—Boris Johnson meets EU leaders in Luxembourg for latest Brexit talks
—Frustrated EU says Johnson has yet to offer any ‘legally operational solutions’ for a deal
—British PM then dodges press conference amid loud protests
—Luxembourg PM gives solo press conference with empty podium
—He says EU needs ‘more than just words’ to secure deal and accuses Leave campaign of lying
—Johnson greeted by chants of “bog off, Boris” from demonstrators
—Downing Street insists UK will pull out of the bloc by October 31
Boris Johnson was accused of bottling a Brexit press conference today after failing to appear alongside Luxembourg's prime minister due to noisy protests.

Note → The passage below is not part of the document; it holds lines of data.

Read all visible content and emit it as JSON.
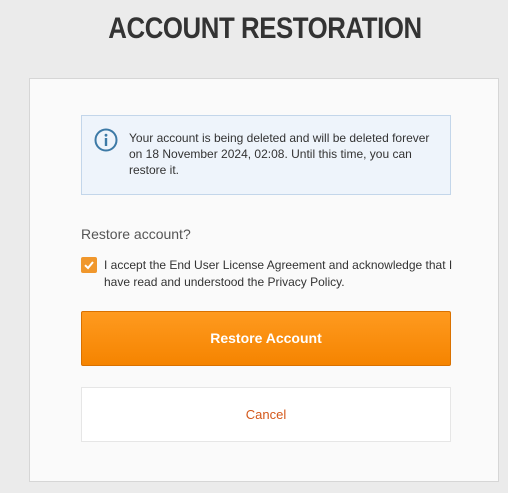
{
  "page": {
    "title": "ACCOUNT RESTORATION"
  },
  "info": {
    "icon": "info-icon",
    "message": "Your account is being deleted and will be deleted forever on 18 November 2024, 02:08. Until this time, you can restore it."
  },
  "form": {
    "question": "Restore account?",
    "consent": {
      "checked": true,
      "label": "I accept the End User License Agreement and acknowledge that I have read and understood the Privacy Policy."
    },
    "restore_label": "Restore Account",
    "cancel_label": "Cancel"
  },
  "colors": {
    "accent": "#f58400",
    "cancel_text": "#d4581a",
    "info_background": "#eef4fb",
    "info_icon": "#3d7aa6"
  }
}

In a pointed gesture, Xavier Bettel delivered the press conference by himself with an empty podium where Mr Johnson was scheduled to have joined him, telling the absent British PM: “You can’t hold a future hostage for party-political gains.”
Mr Johnson had earlier been booed by crowds as he walked up to meet Mr Bettel with a handshake following before heading into the Ministry of State in Luxembourg City for discussions.

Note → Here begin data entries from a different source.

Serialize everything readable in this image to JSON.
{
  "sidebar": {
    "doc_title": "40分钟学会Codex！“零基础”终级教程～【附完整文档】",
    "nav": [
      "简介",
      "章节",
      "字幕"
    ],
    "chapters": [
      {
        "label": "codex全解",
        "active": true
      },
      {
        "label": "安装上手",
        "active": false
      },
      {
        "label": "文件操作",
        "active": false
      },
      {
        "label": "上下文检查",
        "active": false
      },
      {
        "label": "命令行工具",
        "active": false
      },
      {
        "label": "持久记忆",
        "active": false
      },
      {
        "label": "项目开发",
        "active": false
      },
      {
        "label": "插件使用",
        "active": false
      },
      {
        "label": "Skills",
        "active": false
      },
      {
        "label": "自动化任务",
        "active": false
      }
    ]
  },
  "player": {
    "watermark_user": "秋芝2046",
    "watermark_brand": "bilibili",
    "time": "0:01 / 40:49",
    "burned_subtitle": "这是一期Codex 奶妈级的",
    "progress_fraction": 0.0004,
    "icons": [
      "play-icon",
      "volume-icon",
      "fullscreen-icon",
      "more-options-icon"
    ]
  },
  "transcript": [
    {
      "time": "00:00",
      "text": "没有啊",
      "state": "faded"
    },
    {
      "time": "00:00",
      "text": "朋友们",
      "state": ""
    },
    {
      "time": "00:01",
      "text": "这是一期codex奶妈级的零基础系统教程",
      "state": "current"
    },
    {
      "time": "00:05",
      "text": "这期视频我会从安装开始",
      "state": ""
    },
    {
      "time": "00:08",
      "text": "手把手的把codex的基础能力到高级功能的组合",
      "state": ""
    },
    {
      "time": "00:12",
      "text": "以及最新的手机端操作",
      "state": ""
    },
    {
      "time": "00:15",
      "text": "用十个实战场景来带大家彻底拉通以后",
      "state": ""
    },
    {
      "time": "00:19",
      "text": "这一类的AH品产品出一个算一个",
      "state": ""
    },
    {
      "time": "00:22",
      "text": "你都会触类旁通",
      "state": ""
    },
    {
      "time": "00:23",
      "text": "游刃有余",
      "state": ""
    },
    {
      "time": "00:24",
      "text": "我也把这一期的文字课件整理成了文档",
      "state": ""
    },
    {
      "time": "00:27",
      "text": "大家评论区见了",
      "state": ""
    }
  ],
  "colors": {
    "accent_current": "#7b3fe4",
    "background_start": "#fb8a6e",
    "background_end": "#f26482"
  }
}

Demonstrators screamed “Stop the coup, tell the truth” and “Bog off, Boris”.
Mr Johnson walked out afterwards without doing his promised appearance in front of the media.
Two lecterns had been set up on the ministry’s grounds where the media was waiting to hear the pair speak after their meeting, which followed the British Prime Minister’s lunch with Jean-Claude Juncker.
But Mr Johnson decided instead only to give a statement to a small group of journalists assembled at the nearby residence of the British ambassador, after dozens of demonstrators with a loudspeaker heckled him from behind the gate.
The BBC’s political editor Laura Kuenssberg tweeted: “A source says No 10 asked for press conference inside so that the two leaders could be heard over the small but very noisy protest, but request was rejected and insisted on having it outside with the 2 podiums.”
Boris Johnson recorded a clip for broadcasters in which he said the UK and EU have “just right amount of time” to get deal done by end of October.
Meanwhile, Mr Bettel, speaking next to an empty podium at his now solo press conference, said the “clock is ticking” and told Mr Johnson: “Stop speaking and act.”
“Demonstrating is a right in democracy and it is also important to be able to exchange and listen to each other.”
Asked about Mr Johnson’s openness to breaking the law to deliver Brexit, he added that such a move from the government “wouldn’t happen in Luxembourg”.
“That’s why I thought it was important to speak to Prime Minister Johnson to get proposals [for a Brexit deal],” he said.
“We need more than just words.”
Mr Bettel also accused the Leave campaign, of which Mr Johnson was one of the most well-known figureheads, of lying during the Brexit referendum campaign.
“I remember that, before Brexit, people said to some voters that they will get money back for social insurances, that Brexit would be done in 24 hours and everything would be good,” he said.
“There were a lot of things before the referendum that no one was able to say: ‘Sorry, this is a lie.’”
There needed to be a legally operational text to work on “as soon as possible” if the October 31 deadline was to be met, Mr Bettel added.